Monday's Personal Finance stories
- Refinance in less than a year? Maybe
- Watch for real-estate transfer fees
- Target-date funds don't serve investors' needs
- How investors can play midterm elections
- The election and your money: what's at stake?
- What the election means for your taxes
Thanks to ultralow mortgage rates, now might be the time to welcome more paperwork — and a lower monthly payment — into your life. Of course, whether that's true for you will depend a lot on your current financial picture, and how your home's value is holding up, too.
Read Amy Hoak's Home Economics column today for more on how to decide whether to refinance, even on a fairly new loan, plus don't miss Jennifer Waters's story on private real-estate transfer fees that may eat into the value of your home over time.
Also, check out our Trading Strategies package offering a slew of investing insights for November, and read our complete election coverage, including how Congress may well put off dealing with the Bush-era tax cuts, which expire at the end of this year, until next year.
—Andrea Coombes , Personal Finance editor
Low mortgage rates have some homeowners considering a refinance, even if it it's been less than a year since they bought their home. And those who aren't thinking about refinancing probably should consider the possibility, if they have the necessary income, credit and home equity.
Read more on refinance in less than a year? Maybe.
If you're in the market for a newly built home, be on the lookout for a controversial cost called a private transfer fee. It has gotten the attention of Congress and could change how homeowners value their homes.
Read more on watch for private real-estate transfer fees.
With the Bush-era tax cuts set to expire Dec. 31, you'd expect that the first order of business for Congress after Tuesday's election, no matter who controls the House or Senate, would be to deal with tax law.
Read more on what the election means for your taxes.
More 401(k) savers are in target-date funds, but their goals and those of the fund firms that created those products may not match.
Watch video on target-date funds: should they promise to preserve your money?
Voters and investors, place your bets. While history shows stocks do better in the third year of a presidential cycle, the outcome of coming midterm elections could produce some surprises for a market that's already priced in a more business-friendly Congress.
Read more on how investors can play the midterm elections.
What with the elections and the Federal Reserve, November looks set to be an uphill climb for investors. Let our experts help guide your journey.
Read MarketWatch's Special Report: Trading Strategies for November.
For the third time in two weeks, blue chips are back to the level to which they rose at their April high.
Read more on is the third time the charm for the Dow?
While no one goes out of the way to invest in a bad mutual fund, many people hold onto bad funds far longer than they should, enduring pathetic returns or awful treatment year after year. And since the fund world is not a meritocracy — where only funds that deserve to survive get to stick around — it's important that you not fall in love with a bad fund.

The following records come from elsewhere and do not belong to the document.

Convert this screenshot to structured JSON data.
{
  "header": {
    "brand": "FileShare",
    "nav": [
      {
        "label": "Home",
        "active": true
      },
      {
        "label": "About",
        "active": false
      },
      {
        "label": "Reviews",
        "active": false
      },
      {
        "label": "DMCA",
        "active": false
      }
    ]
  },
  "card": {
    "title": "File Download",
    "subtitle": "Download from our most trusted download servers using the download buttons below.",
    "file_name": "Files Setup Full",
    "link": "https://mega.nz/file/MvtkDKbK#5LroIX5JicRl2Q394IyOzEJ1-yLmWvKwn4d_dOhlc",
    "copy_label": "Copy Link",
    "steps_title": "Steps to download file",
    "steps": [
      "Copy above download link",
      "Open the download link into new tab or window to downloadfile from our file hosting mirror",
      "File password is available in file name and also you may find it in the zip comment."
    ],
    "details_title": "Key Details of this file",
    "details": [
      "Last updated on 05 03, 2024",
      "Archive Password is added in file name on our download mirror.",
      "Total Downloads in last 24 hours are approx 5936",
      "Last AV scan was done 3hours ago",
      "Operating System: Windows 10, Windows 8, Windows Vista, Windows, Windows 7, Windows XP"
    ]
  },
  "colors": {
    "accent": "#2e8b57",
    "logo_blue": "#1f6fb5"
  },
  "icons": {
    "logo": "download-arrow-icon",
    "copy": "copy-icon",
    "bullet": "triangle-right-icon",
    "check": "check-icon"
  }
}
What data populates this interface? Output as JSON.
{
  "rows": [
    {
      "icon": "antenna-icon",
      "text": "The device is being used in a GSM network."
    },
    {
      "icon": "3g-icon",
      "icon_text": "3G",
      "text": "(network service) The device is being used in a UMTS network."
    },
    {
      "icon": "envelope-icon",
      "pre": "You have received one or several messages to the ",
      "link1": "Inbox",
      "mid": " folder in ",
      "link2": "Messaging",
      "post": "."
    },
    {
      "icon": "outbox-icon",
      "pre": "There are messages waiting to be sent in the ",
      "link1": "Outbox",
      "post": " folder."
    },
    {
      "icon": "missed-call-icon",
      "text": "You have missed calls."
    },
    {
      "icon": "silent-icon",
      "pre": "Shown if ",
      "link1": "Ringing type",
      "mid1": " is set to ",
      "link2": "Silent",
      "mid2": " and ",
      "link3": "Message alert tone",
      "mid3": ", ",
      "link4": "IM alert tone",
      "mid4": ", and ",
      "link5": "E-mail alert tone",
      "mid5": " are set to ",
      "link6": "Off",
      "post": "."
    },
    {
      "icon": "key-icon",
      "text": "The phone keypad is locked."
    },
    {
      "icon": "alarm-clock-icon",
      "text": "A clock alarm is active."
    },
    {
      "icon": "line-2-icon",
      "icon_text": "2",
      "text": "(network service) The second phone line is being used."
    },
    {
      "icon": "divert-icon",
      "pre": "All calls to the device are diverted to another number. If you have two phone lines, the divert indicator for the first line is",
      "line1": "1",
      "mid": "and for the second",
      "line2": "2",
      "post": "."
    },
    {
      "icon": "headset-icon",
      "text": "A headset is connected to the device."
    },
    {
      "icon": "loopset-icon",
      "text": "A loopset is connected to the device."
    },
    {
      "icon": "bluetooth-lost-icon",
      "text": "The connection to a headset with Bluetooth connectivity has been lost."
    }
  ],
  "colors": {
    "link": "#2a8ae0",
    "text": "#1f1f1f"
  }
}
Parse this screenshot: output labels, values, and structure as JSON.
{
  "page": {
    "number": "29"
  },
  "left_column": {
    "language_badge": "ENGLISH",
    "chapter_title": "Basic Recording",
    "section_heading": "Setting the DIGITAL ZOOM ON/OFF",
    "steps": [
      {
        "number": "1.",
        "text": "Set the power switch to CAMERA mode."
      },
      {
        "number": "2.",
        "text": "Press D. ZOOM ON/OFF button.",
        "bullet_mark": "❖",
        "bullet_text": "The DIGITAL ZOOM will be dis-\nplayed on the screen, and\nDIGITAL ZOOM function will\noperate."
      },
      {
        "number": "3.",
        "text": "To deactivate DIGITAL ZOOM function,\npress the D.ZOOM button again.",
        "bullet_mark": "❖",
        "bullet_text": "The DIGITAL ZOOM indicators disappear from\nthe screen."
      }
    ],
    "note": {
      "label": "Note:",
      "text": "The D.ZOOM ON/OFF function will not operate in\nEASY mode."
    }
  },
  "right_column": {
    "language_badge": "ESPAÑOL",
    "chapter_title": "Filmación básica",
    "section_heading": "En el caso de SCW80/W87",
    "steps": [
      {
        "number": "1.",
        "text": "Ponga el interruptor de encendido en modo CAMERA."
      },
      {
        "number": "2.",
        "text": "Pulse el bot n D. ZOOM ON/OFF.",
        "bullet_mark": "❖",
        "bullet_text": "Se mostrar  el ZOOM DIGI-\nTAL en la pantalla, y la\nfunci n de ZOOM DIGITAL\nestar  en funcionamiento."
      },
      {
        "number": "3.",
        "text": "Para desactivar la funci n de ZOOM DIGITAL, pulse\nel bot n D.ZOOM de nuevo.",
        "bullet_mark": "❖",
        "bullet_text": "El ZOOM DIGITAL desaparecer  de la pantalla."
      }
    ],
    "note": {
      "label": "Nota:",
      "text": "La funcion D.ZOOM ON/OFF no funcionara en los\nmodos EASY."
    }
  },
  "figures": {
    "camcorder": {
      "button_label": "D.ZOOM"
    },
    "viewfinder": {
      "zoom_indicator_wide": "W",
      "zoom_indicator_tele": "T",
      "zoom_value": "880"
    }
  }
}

Read more on bad funds and the investors who love them.
An advisor who dodged the Crash of 2008 warns: Don't take this week off!
Read more on winning newsletter says don't take the week off.
What's at stake for your 401(k) or stocks? How about your home, your wallet or your job?
Listen to radio report on the election and your money: What's at stake?
The Republican wave is turning into a tsunami. Voters frustrated with President Barack Obama and Democrats are poised to return Republicans to power in the House of Representatives and boost Republicans' ranks in the Senate when they go to the polls on Tuesday, final polls taken before the midterm elections show.
Read more on final polls see big GOP gains on Tuesday.
The midterm elections on Tuesday feature high-profile female candidates such as Christine O'Donnell in Delaware and Carly Fiorina in California, yet the election cycle is expected to result in the first decline in the number of women in Congress in 30 years, academics say.
Read more on women seen losing numbers in 2010 election.
The savings rate for U.S. households fell to its lowest level in 13 months in September as incomes showed an unexpected decline, the Commerce Department estimated Monday.
Read more on U.S. savings rate falls sharply in September.
The best thing about the American economy right now is American manufacturing.
Read more on manufacturing is best thing about economy.
The U.S. government said Monday that it expects to make a profit on its massive bailout of American International Group Inc., assuming the insurer's restructuring plans are completed.
Read more on U.S. government expects profit on AIG bailout.